What is required: Scan the entries for lines with the word "Başlangıç" and copy those lines.

Start of Supplied records

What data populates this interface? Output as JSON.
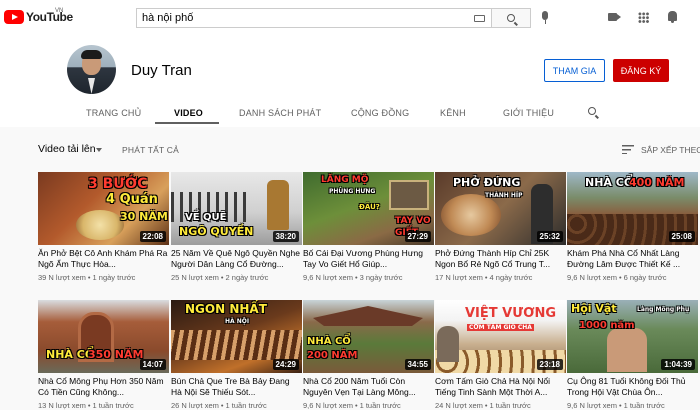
{
  "header": {
    "logo_text": "YouTube",
    "country": "VN",
    "search_value": "hà nội phố"
  },
  "channel": {
    "name": "Duy Tran",
    "join_label": "THAM GIA",
    "subscribe_label": "ĐĂNG KÝ"
  },
  "tabs": [
    {
      "label": "TRANG CHỦ"
    },
    {
      "label": "VIDEO"
    },
    {
      "label": "DANH SÁCH PHÁT"
    },
    {
      "label": "CỘNG ĐỒNG"
    },
    {
      "label": "KÊNH"
    },
    {
      "label": "GIỚI THIỆU"
    }
  ],
  "filter": {
    "uploads_label": "Video tải lên",
    "play_all_label": "PHÁT TẤT CẢ",
    "sort_label": "SẮP XẾP THEO"
  },
  "videos": [
    {
      "title": "Ăn Phở Bệt Cô Anh Khám Phá Ra Ngõ Ẩm Thực Hòa...",
      "views": "39 N lượt xem",
      "age": "1 ngày trước",
      "duration": "22:08",
      "overlay": [
        "3 BƯỚC",
        "4 Quán",
        "30 NĂM"
      ]
    },
    {
      "title": "25 Năm Về Quê Ngô Quyền Nghe Người Dân Làng Cổ Đường...",
      "views": "25 N lượt xem",
      "age": "2 ngày trước",
      "duration": "38:20",
      "overlay": [
        "VỀ QUÊ",
        "NGÔ QUYỀN"
      ]
    },
    {
      "title": "Bố Cái Đại Vương Phùng Hưng Tay Vo Giết Hổ Giúp...",
      "views": "9,6 N lượt xem",
      "age": "3 ngày trước",
      "duration": "27:29",
      "overlay": [
        "LĂNG MỘ",
        "PHÙNG HƯNG",
        "ĐÂU?",
        "TAY VO",
        "GIẾT"
      ]
    },
    {
      "title": "Phở Đứng Thành Híp Chỉ 25K Ngon Bổ Rẻ Ngõ Cổ Trung T...",
      "views": "17 N lượt xem",
      "age": "4 ngày trước",
      "duration": "25:32",
      "overlay": [
        "PHỞ ĐỨNG",
        "THÀNH HÍP"
      ]
    },
    {
      "title": "Khám Phá Nhà Cổ Nhất Làng Đường Lâm Được Thiết Kế ...",
      "views": "9,6 N lượt xem",
      "age": "6 ngày trước",
      "duration": "25:08",
      "overlay": [
        "NHÀ CỔ",
        "400 NĂM"
      ]
    },
    {
      "title": "Nhà Cổ Mông Phụ Hơn 350 Năm Có Tiền Cũng Không...",
      "views": "13 N lượt xem",
      "age": "1 tuần trước",
      "duration": "14:07",
      "overlay": [
        "NHÀ CỔ",
        "350 NĂM"
      ]
    },
    {
      "title": "Bún Chả Que Tre Bà Bảy Đang Hà Nội Sẽ Thiếu Sót...",
      "views": "26 N lượt xem",
      "age": "1 tuần trước",
      "duration": "24:29",
      "overlay": [
        "NGON NHẤT",
        "HÀ NỘI"
      ]
    },
    {
      "title": "Nhà Cổ 200 Năm Tuổi Còn Nguyên Vẹn Tại Làng Mông...",
      "views": "9,6 N lượt xem",
      "age": "1 tuần trước",
      "duration": "34:55",
      "overlay": [
        "NHÀ CỔ",
        "200 NĂM"
      ]
    },
    {
      "title": "Cơm Tấm Giò Chả Hà Nội Nổi Tiếng Tinh Sành Một Thời A...",
      "views": "24 N lượt xem",
      "age": "1 tuần trước",
      "duration": "23:18",
      "overlay": [
        "VIỆT VƯƠNG",
        "CƠM TẤM GIÒ CHẢ"
      ]
    },
    {
      "title": "Cụ Ông 81 Tuổi Không Đối Thủ Trong Hội Vật Chùa Ôn...",
      "views": "9,6 N lượt xem",
      "age": "1 tuần trước",
      "duration": "1:04:39",
      "overlay": [
        "Hội Vật",
        "1000 năm",
        "Làng Mông Phụ"
      ]
    }
  ],
  "icons": [
    "youtube-logo-icon",
    "keyboard-icon",
    "search-icon",
    "mic-icon",
    "create-video-icon",
    "apps-icon",
    "bell-icon",
    "channel-search-icon",
    "sort-icon",
    "dropdown-caret-icon"
  ],
  "colors": {
    "brand_red": "#ff0000",
    "subscribe_red": "#cc0000",
    "join_blue": "#065fd4",
    "duration_bg": "#000000"
  }
}
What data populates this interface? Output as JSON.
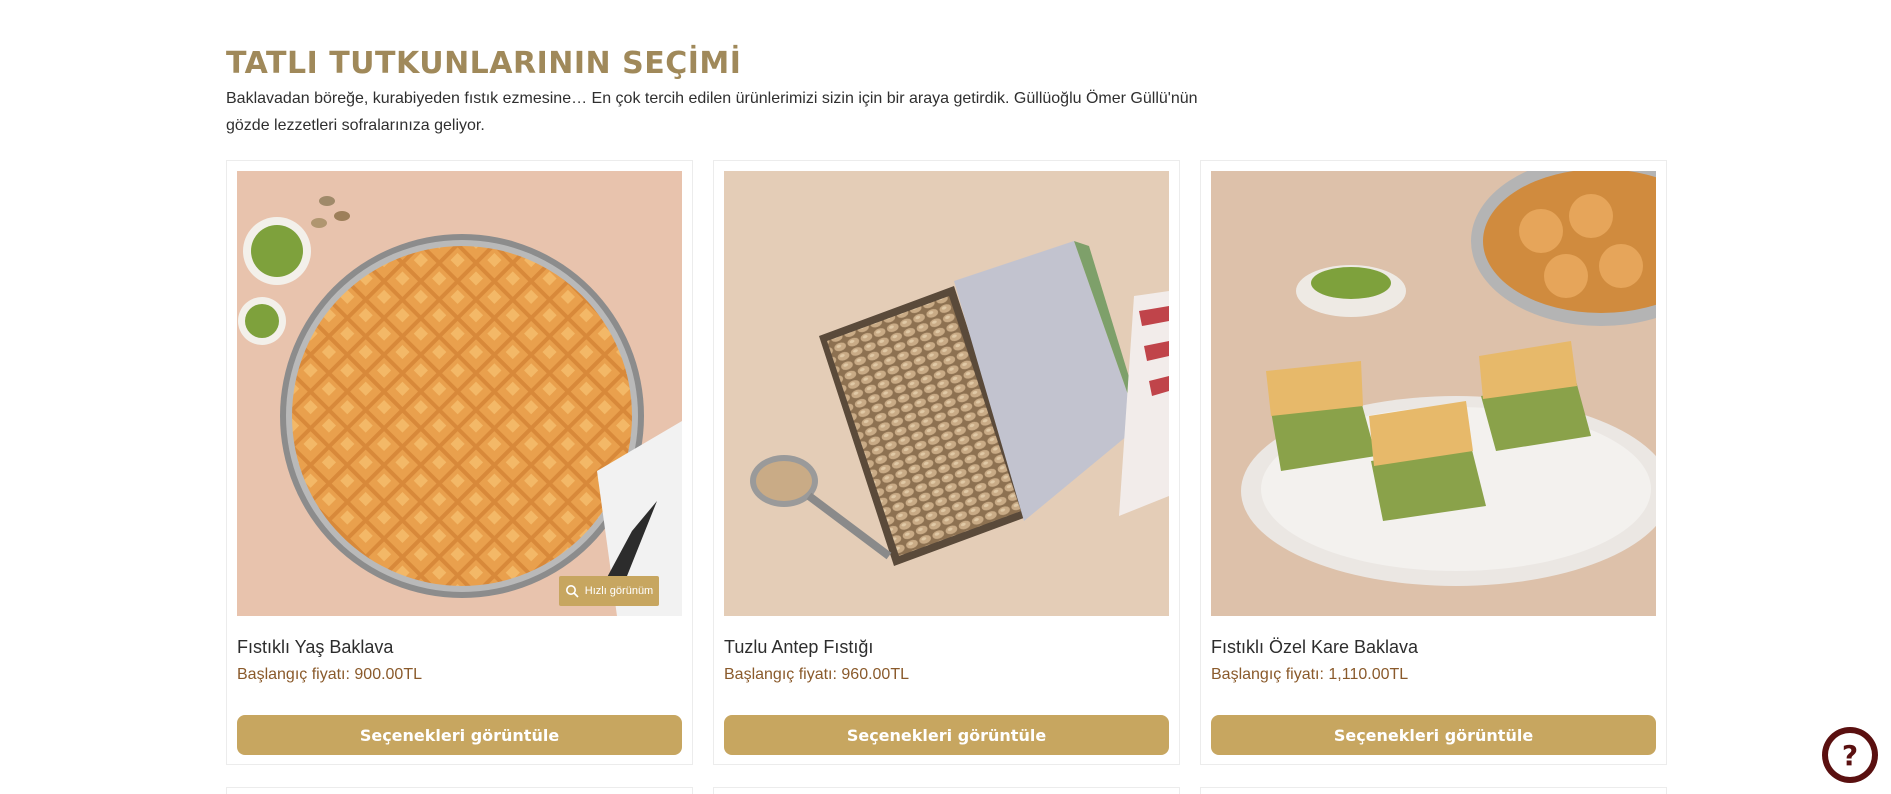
{
  "section": {
    "title": "TATLI TUTKUNLARININ SEÇİMİ",
    "description": "Baklavadan böreğe, kurabiyeden fıstık ezmesine… En çok tercih edilen ürünlerimizi sizin için bir araya getirdik. Güllüoğlu Ömer Güllü'nün gözde lezzetleri sofralarınıza geliyor."
  },
  "products": [
    {
      "name": "Fıstıklı Yaş Baklava",
      "price": "Başlangıç fiyatı: 900.00TL",
      "button": "Seçenekleri görüntüle",
      "quick_view": "Hızlı görünüm",
      "image": "baklava-tray-photo"
    },
    {
      "name": "Tuzlu Antep Fıstığı",
      "price": "Başlangıç fiyatı: 960.00TL",
      "button": "Seçenekleri görüntüle",
      "image": "pistachio-box-photo"
    },
    {
      "name": "Fıstıklı Özel Kare Baklava",
      "price": "Başlangıç fiyatı: 1,110.00TL",
      "button": "Seçenekleri görüntüle",
      "image": "square-baklava-plate-photo"
    }
  ],
  "help_button": {
    "icon": "question-icon",
    "label": "?"
  },
  "colors": {
    "title": "#a0895a",
    "button": "#c7a660",
    "price": "#8a5a2b",
    "help": "#5a1010"
  }
}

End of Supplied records

Answer to the exercise:
      "price": "Başlangıç fiyatı: 900.00TL",
      "price": "Başlangıç fiyatı: 960.00TL",
      "price": "Başlangıç fiyatı: 1,110.00TL",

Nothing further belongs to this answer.